We enjoy a balanced diet today, but it seems our ancestors ate their greens too. Jordan Fischer/Flickr, CC BY

What the crap? Neanderthals had a taste for vegetables

The evolution of diet is intimately linked to human evolution: from the use of tools to break nuts, collect insects or hunt game, to the use of fire allowing more calories to be extracted from the food, and most of all the invention of agriculture with the Neolithic Era (starting around 10,000BC) certainly one of most important shifts in human behaviour.

But a study of ancient faeces (yes, 50,000-year-old poo) published today in the journal PLOS ONE, suggests that Neanderthals had more of a taste for fruit and vegetables than first thought.

For the past decades, the diet of our ancestors has been a point of debate.

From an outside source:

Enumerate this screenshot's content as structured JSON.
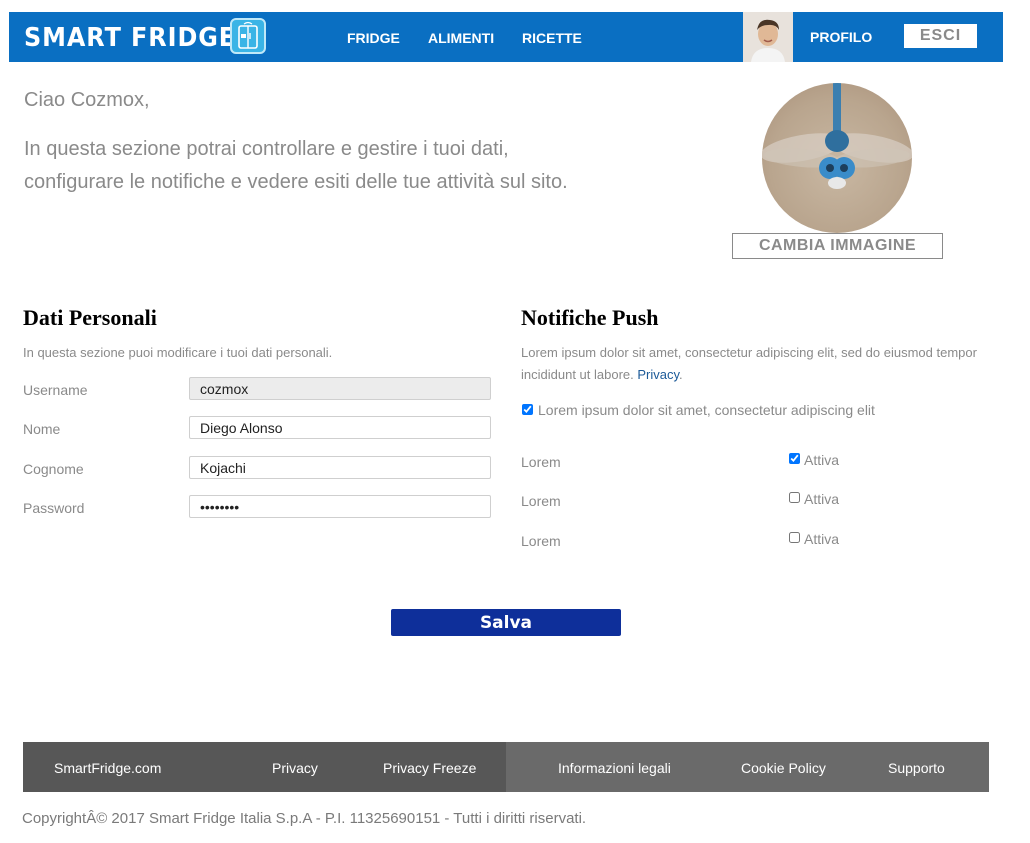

Some paleoanthropologists believed that Homo neanderthalensis, who lived in a much cooler environment than the anatomically modern humans, had a diet almost exclusively carnivorous. This was based on bone accumulations and the isotopic signature (ratio of stable and unstable radioactive elements) of the fossil record.

Studies have even suggested that the dietary differences between the two populations were one possible explanation for the extinction of Neanderthals.

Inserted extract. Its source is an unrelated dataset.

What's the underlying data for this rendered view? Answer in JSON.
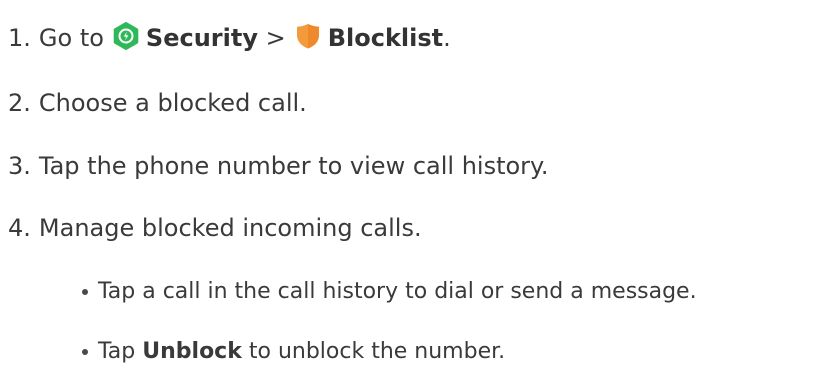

Meat and especially bone marrow are calorie-dense resources with essential amino acids and nutrients [ideal for brain growth](http://onlinelibrary.wiley.com/doi/10.1002/(SICI%291520-6505(1999%298:1%3C11::AID-EVAN6%3E3.0.CO;2-M/abstract), but also extremely important in cold environments. It is only logical that Neanderthals’ diet was assumed to be mainly carnivorous in order to sustain his energetic needs.

Today’s PLOS ONE paper presents a new study of coprolites (fossilised faeces) from the archaeological excavation site El Salt in Alicante, Spain.

The researchers attributed the fossil faeces to H. neanderthalensis using a blue fluorescence light (most likely a UV-A lamp, but not explicitly specified).

The top panels show the coprolite, while the bottom panels show phosphate fluorescing under blue light. PLOS ONE, CC BY

They looked at different organic molecules, in particular sterols, steroid alcohol naturally occurring in plants and animals.

(If you want to get technical, phytosterol – in particular 5b-stigmastanol and 5b-epistigmastanol – is a good proxy for plant consumption by animals, including humans.)

Breaking it down

While the researchers’ description of the different layers in the coprolite makes it clear that no contamination could have taken place to explain the presence of phytosterol in the layer, attribution to human origin remains putative.

Other large mammals could have left similar faeces, especially considering that the coprolites were slightly burnt.

mhobl/Flickr, CC BY-NC-ND

Nevertheless, if we consider that the fossil faeces are indeed of human origin, the study clearly shows the presence of plant matter within the samples.

This could obviously indicate a mixed diet, which is certainly not that surprising. The authors briefly suggest that the intake of plant matter could have also occurred by ingesting the stomach contents of the animal they were eating.

This possibility does not change the input of plants into Neanderthal’s diet: only the means of acquisition.

Another possibility not considered by the authors is the potential use of plants for medicinal or therapeutic purposes. Indeed, the presence of inclusions (or holes) in the coprolites, attributed to parasitic nematode eggs or spores, raises the question.

A study last year showed the likely use by H. neanderthalensis of medicinal plants. In particular chamomile, known for its anti-inflammatory properties, is a common aid for stomach pain. The presence of worms can certainly trigger strong discomfort and/or pain that H. neanderthalensis may have tried to lesser by ingesting what could have been considered as a remedy.

Anyhow, despite being a preliminary study, the results are not challenging the evidence for a meat-based diet; instead they add new evidence about H. neanderthalensis complexity, by showing clearly the presence of plants in coprolites.

While not being the first evidence of plant use by Neanderthals, this new study adds another brick to our understanding of past population life and diet.